OCC's Hsu Urges Multifactor AuthenticationMFA Plus Patch Management and Backups Can Prevent Cyber Incidents
A top federal regulatory official urged financial institutions to implement multifactor authentication for all nonpublic systems, telling an audience of financial executives that a majority of breaches could be avoided or mitigated through basic cybersecurity controls.
See Also: Should Banks be the Guardians of Digital Identity?
The frequency and severity of attacks against financial institutions have mounted over the past years, said Michael Hsu, acting comptroller for the currency, before a Beltway-area audience on Tuesday. A majority of financial system breaches observed by the Office of the Comptroller of Currency boil down to failures in strong authentication, unpatched systems and poor response or resilience, said Hsu.
Security practitioners have long touted multifactor authentication - in which anyone logging onto a system must present additional evidence of legitimacy besides a password, such as a one-time code - as an essential element of cybersecurity. Especially when tied to a hardware fob, multifactor makes it significantly harder for hackers to penetrate systems.
A pan-federal financial sector regulatory agency group last August published guidance emphasizing the importance of multifactor authentication.
Hsu also told the audience that unpatched or misconfigured systems follow compromised credentials as the most common contributing factor to data breaches. "Malicious actors are very familiar with the security settings of commonly used software products," he said.

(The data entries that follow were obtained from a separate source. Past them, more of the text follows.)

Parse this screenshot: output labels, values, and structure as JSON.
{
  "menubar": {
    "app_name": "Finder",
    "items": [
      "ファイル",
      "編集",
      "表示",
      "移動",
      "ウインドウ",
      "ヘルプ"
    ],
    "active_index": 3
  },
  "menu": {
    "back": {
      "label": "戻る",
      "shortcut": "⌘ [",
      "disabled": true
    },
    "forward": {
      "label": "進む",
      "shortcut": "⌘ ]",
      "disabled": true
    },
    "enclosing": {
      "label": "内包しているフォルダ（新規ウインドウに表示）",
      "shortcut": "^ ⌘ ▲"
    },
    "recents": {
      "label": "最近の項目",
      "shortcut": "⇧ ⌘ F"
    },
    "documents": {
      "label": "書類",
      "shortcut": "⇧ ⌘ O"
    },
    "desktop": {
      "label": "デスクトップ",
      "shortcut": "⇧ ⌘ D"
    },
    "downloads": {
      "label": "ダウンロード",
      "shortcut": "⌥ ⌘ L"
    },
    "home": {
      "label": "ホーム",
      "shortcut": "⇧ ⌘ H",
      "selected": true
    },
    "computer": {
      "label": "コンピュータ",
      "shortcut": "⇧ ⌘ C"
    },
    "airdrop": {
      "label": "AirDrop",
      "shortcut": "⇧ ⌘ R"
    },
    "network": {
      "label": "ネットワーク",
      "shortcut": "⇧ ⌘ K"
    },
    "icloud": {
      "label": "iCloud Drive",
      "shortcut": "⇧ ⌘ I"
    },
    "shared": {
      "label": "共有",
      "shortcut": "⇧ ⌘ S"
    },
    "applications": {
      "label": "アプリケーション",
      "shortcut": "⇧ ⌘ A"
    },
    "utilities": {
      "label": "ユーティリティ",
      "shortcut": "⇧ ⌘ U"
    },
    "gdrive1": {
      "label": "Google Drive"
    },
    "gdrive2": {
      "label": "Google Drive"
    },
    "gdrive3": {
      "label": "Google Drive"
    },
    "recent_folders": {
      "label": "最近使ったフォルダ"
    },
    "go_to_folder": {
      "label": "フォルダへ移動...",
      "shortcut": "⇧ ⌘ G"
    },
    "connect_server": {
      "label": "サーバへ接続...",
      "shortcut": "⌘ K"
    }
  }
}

Financial institutions should also be prepared to respond to an attack, including through systems for backed up data that are kept offline.

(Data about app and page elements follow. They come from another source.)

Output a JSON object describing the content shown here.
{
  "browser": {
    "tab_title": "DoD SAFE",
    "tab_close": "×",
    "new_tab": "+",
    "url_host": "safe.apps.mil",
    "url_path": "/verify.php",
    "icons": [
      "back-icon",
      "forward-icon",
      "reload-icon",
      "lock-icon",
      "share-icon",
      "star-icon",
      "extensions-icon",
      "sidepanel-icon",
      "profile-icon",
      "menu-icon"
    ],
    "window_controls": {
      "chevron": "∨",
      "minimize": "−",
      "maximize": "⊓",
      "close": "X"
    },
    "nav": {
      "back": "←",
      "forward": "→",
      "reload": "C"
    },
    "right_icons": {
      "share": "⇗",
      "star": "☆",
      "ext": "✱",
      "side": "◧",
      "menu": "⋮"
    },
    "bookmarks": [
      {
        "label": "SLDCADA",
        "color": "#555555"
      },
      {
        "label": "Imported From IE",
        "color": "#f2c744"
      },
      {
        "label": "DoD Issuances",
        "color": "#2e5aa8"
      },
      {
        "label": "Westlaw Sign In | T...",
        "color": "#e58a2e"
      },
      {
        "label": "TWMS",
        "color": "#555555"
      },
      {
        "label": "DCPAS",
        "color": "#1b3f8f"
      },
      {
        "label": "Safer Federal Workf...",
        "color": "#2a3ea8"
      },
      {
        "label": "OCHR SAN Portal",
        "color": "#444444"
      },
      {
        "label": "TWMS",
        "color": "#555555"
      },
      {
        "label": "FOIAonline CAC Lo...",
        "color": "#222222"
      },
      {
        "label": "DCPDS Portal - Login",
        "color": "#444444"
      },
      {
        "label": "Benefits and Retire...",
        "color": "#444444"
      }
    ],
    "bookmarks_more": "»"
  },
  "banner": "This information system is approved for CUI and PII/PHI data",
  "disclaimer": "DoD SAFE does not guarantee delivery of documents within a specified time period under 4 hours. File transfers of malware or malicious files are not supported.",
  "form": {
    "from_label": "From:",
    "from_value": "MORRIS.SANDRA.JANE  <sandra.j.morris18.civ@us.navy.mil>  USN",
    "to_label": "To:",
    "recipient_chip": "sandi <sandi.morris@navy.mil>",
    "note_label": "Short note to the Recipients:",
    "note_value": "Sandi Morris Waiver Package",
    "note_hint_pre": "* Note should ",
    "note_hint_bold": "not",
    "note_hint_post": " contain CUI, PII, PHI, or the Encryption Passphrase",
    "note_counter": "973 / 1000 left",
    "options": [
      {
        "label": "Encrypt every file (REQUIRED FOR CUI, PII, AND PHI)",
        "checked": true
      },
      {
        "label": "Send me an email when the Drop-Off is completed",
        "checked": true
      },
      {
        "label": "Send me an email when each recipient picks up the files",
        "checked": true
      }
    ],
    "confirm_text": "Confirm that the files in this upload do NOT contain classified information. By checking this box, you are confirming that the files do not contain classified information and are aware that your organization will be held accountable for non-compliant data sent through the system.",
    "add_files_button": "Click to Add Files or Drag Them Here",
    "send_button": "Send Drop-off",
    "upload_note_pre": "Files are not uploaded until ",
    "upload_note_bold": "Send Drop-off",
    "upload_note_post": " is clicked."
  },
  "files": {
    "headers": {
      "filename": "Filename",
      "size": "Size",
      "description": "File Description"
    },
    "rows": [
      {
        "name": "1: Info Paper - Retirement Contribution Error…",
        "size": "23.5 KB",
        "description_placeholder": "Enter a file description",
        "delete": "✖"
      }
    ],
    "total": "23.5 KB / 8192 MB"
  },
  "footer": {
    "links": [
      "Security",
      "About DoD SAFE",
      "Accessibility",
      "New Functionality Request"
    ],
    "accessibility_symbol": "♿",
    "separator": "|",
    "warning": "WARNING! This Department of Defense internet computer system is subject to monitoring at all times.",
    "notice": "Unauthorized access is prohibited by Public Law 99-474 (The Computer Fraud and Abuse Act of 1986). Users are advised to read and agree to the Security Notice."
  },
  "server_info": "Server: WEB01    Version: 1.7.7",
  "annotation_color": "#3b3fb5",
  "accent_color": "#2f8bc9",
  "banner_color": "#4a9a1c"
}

"Even relatively unsophisticated attacks can cause significant damage and disruption under the right conditions," he said.